First, there is that moment when you realize school is only a few days/weeks away and you are just getting into your classroom. Whether you consider yourself crafty or creative or not, there is pressure (whether it comes from within or from school culture) to have the “perfect” classroom. Don’t the kids deserve it? Don’t you deserve to have an environment that is pleasing to you as you go to work every day? There are so many pictures in various teacher groups showing off their finished classrooms. Some of these are theme based, (hello Harry Potter and cactus!) while others are decorated plainly but effectively. Some are lucky (or unlucky depending on your perspective) to have hallway bulletin boards or doors to decorate. Some have a wall of windows that leads to less space inside the classroom to fill. Then there is the planning for the school days. This alone can take several days and is made worse if you are changing schools, classrooms, or grade levels.

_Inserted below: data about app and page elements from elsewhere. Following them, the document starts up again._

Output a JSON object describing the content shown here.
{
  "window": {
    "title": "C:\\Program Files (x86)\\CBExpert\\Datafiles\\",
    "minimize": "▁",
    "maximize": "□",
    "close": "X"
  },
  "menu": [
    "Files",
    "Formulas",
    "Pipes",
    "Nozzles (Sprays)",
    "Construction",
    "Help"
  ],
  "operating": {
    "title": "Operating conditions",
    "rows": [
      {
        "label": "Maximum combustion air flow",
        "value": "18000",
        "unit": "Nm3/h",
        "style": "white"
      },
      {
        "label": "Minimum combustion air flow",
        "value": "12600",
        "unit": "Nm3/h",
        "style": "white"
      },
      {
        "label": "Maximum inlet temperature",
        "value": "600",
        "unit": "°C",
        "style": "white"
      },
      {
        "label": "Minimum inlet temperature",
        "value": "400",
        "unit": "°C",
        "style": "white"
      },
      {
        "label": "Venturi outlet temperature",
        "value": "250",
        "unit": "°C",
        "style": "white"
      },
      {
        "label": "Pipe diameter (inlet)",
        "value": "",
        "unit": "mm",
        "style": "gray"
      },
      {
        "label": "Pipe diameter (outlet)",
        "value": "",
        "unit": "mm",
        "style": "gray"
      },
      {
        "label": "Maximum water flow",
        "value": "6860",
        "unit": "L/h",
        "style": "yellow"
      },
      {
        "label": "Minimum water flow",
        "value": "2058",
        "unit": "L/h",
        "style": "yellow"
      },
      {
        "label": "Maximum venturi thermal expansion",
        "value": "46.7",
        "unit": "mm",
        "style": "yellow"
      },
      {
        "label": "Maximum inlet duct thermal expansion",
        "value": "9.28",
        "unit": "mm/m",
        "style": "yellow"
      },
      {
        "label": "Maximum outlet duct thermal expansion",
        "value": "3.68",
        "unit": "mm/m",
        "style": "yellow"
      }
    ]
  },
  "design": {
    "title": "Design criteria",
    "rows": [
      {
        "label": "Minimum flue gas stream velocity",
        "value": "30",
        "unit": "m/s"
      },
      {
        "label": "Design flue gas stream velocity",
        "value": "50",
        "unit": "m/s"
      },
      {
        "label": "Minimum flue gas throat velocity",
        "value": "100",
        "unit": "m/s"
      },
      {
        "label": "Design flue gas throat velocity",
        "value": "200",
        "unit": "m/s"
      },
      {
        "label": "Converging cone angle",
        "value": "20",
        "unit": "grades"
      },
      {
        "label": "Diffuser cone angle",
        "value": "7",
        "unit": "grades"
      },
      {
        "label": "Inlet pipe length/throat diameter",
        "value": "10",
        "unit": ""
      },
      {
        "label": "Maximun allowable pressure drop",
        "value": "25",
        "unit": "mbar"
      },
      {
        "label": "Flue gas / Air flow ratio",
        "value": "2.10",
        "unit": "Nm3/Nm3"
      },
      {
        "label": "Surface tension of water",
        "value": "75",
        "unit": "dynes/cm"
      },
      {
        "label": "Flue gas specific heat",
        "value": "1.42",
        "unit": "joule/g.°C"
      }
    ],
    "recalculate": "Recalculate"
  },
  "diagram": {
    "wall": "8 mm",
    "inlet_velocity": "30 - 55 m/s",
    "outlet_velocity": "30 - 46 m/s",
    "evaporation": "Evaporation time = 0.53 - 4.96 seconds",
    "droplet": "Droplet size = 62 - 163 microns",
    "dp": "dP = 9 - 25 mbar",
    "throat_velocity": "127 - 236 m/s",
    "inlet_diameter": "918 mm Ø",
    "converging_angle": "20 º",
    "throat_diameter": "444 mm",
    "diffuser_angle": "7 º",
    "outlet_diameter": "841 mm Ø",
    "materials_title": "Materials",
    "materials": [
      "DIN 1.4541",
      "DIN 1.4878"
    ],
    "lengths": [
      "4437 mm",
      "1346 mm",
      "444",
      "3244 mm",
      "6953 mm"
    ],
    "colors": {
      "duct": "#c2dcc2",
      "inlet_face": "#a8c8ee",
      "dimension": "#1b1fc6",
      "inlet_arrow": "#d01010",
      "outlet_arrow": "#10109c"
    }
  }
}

When my kids were little and came into the classroom with me to decorate, I would spend half a day (about as long as their patience of mom working would last) doing as much as I could for as many days as my admin would let me. I could stretch this out for two weeks ideally. As they got older and I worked on my own, I could still spend two weeks getting everything ready. What this really looked like was the first week of actually working in the classroom. The second week, once my colleagues returned, was full of the latest gossip and catching up. Mind you this was pre-social media and teachers didn’t know anything about what their peers did over the summer anymore than the students. Now we don’t get into our classrooms until maybe a week before class starts. This means decorating/planning/preparing on our own time at the same time we are trying to enjoy those last days of summer. Hence the rush.
The other rush is that feeling you get knowing you are about to start another year. What will your students be like? Will you be the teacher they need? Will they be ready for what you have to teach them? As you sit down to plan out the year, it’s a perfect time to change up what you do. Bring in more tech, start morning meetings, connect with other classrooms around the globe. There are so many possibilities. It’s a chance to get rid of that lesson that really hasn’t been working but you continue to try anyway. Or take a risk and finally try that one thing that has intrigued you. One of the best things about teaching is that you get a fresh start every year. Not sure there are many other careers where this happens. The rush that teachers get on that first day of school, even if it’s partially hidden by nerves, is one of the reasons we get into this profession. It’s also one I hope to never lose, no matter how long I’m teaching.
20+ year teacher, mother of 2 kids and 2 dogs, wife, lover of all things M&M, interested in tech in the classroom, and changing up my teaching